Lottery is a game of chance in which you pay a small amount of money for the chance to win a larger sum. It’s a popular pastime and contributes billions of dollars to state coffers each year. However, it’s not without risks and pitfalls. While many people play the lottery for fun, others feel it’s their only way up. They have no other options and are desperate for hope. Despite the low odds, they keep buying tickets, hoping that one day they’ll win.
Lotteries have been around for thousands of years. They were first recorded in the Low Countries in the 15th century to raise funds for town fortifications and help the poor. However, they probably existed much earlier. The Old Testament contains numerous references to drawing lots to determine land distribution, and the Roman emperors used lotteries for giving away property and slaves at dinner parties and other entertainments.
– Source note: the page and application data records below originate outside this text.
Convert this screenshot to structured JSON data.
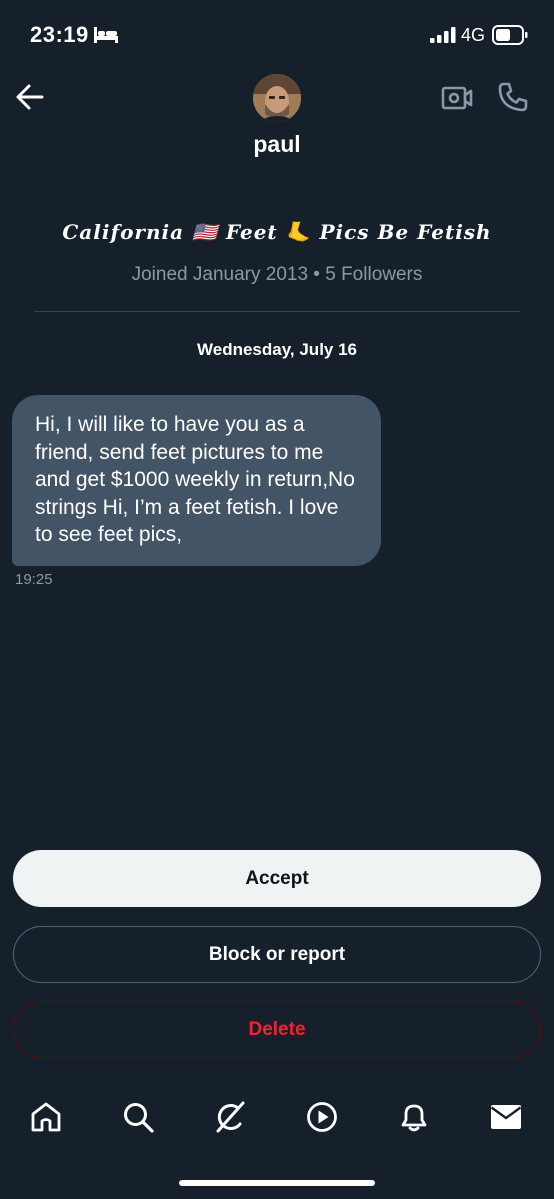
{
  "status_bar": {
    "time": "23:19",
    "network": "4G",
    "sleep_icon": "bed-icon",
    "signal_icon": "signal-bars-icon",
    "battery_icon": "battery-icon"
  },
  "header": {
    "back_icon": "arrow-left-icon",
    "user_name": "paul",
    "video_icon": "video-camera-icon",
    "phone_icon": "phone-icon"
  },
  "profile": {
    "bio": "California 🇺🇸 Feet 🦶 Pics Be Fetish",
    "meta": "Joined January 2013 • 5 Followers"
  },
  "conversation": {
    "date": "Wednesday, July 16",
    "messages": [
      {
        "text": "Hi, I will like to have you as a friend, send feet pictures to me and get $1000 weekly in return,No strings Hi, I’m a feet fetish. I love to see feet pics,",
        "time": "19:25"
      }
    ]
  },
  "actions": {
    "accept": "Accept",
    "block_report": "Block or report",
    "delete": "Delete"
  },
  "colors": {
    "background": "#15202b",
    "bubble": "#435466",
    "muted": "#8b98a5",
    "delete": "#f4212e"
  },
  "bottom_nav": [
    "home-icon",
    "search-icon",
    "grok-icon",
    "video-play-icon",
    "bell-icon",
    "mail-icon"
  ]
}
Aside from helping the poor, lotteries also boost a state’s image. By offering massive jackpots, they attract the attention of news sites and broadcasters. This free publicity helps build public interest, which in turn leads to more ticket sales. This is a vicious cycle, in which the prizes grow to newsworthy amounts and draw more people into playing the lottery.
Some states try to promote the fact that their lottery proceeds go to local education. They even put this information on their websites. However, it’s important to note that this funding only makes up a small percentage of a state’s overall revenue.
Regardless of the number of states that participate in a particular lottery, the odds are usually similar. The majority of lottery winners come from the same region, and many players share the same habits. This is why it’s important to look for a lottery that has a low participation rate and high probability of winning.
To increase your chances of winning, research previous lottery results and patterns. This will give you a better idea of what numbers to select and avoid. Many lotteries publish this information after each drawing, but not all do so. You can also visit the websites of individual states to learn more about their lottery history and statistics.
If you’re serious about winning the lottery, you need to start with a solid budget and stick to it. This means making sure you have a roof over your head and food in your belly before spending your last dollar on tickets. It’s also a good idea to avoid betting on numbers that have already appeared in the jackpot or that end in the same digit.
Another great way to increase your chances of winning is to buy a pull tab. These tickets are similar to scratch-offs, except the numbers are hidden behind a perforated paper tab that must be pulled open to view them. If the numbers match those on the front, you win! The cost of these tickets is often less than that of a scratch-off, and they can be bought for as little as $1.